Note: elevation profile is missing 4 miles where I failed to turn on Garmin after stuffing face with said PB&J sandwiches.

Mile 45

Mile 45

At the top

At the top

Mile 82 (approx) on descent

Mile 82 (approx) on descent

Profile minus 4 miles after Angeles Oaks Feed Station

Profile minus 4 miles after Angeles Oaks Feed Station

Fresh air and friends…

It’s been awhile since I ventured up above 6,000+ feet on two wheels. On Saturday, I go where the air is thinner. Onyx Summit is a bit over 8,000 feet in Southern California, and part of a century ride called Breathless Agony.

Climbing is as pure as it gets. 

You, your bike, and the mountains.

It’s where you go deep inside yourself and learn about commitment. It’s where you see if your training measures up. Drafting is pointless. Explosive attacks are only for the 10% who can pull them off. “Dancing on the pedals”? Sure, if you weigh 140 pounds or less and race professionally.

Real mountains and elevation help you make real friends. Suffering equalizes everything from socio-economics to education. No one cares if you have a custom-built bike when they can barely remember their own beneath them as they trundle upward. Lack of oxygen and 190 beats per minute forces all but the fundamental instincts out of the brain.

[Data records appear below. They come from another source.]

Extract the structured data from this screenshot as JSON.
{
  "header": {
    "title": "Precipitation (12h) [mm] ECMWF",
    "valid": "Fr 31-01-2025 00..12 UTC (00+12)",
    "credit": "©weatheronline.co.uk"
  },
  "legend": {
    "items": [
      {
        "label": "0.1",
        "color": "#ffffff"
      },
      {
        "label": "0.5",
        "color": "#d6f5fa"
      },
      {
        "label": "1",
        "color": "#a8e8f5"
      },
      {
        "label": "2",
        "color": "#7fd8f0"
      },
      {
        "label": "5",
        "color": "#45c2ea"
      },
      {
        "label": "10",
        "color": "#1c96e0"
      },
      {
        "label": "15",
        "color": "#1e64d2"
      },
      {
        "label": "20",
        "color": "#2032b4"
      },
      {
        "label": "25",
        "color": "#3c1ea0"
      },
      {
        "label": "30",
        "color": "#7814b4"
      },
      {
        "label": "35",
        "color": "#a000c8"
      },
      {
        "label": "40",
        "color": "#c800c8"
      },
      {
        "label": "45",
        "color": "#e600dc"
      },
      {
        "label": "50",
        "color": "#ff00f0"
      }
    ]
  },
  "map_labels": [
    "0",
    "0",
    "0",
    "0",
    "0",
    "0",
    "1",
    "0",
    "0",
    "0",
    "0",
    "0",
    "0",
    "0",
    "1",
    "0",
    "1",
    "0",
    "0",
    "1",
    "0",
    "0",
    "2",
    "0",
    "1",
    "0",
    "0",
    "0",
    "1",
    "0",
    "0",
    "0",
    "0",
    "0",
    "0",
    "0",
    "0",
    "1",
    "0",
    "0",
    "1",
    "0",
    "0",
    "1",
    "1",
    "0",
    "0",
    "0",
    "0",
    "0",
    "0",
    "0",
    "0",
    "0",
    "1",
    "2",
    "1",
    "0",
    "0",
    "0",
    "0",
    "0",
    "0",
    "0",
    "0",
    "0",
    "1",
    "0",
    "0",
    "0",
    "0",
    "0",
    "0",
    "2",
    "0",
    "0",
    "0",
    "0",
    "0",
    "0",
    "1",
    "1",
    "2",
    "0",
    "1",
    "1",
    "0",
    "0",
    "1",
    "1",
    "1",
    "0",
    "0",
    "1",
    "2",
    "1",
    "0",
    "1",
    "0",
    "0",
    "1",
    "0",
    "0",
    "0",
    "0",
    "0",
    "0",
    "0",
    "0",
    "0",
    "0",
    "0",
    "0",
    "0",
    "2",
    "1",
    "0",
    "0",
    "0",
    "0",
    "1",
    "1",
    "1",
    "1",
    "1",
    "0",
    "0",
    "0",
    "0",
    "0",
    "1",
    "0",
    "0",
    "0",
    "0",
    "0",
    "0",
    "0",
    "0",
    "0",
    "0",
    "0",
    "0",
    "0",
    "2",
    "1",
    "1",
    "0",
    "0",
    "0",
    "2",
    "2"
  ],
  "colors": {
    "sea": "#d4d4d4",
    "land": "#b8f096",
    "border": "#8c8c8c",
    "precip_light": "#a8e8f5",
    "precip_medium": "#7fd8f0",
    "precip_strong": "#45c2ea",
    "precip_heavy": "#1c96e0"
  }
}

Cadence, power, and measured effort. We try to get comfortable. We we try to dose the wattage. We try not to bonk.

When we are digging deep, dangling off the back, and secretly begging for help, we are humbled.

No words need to be said. The sounds alone of breathing tell us everything: We are alive, we are outside and we are among friends.

Mulholland Century…

Easter is April 12.

The Mulholland Century (and Double for you mileage maniacs) is April 11.

Family is heading to Idyllwild and Palm Springs for an Italian throw-down of epic proportions. New York-style. A can’t miss.

So the question haunting me this morning: Should I blaze a trail to L.A. early under the cover of darkness, log 100 hilly ones for sport, then rest my legs inland? I didn’t have this ride on the calendar, but I’m wholly intrigued with something new, a la Solvang. There’s something great about change that invigorates training.

If you have an opinion on the Mullholland Century and can share, please post a comment here or send email to marketing.bean(at)gmail.com.

The kind people at Planet Ultra say the ride is quite scenic. I’m so very tempted to include it in the build-up to Climb to Kaiser.

There’s a first time for everything.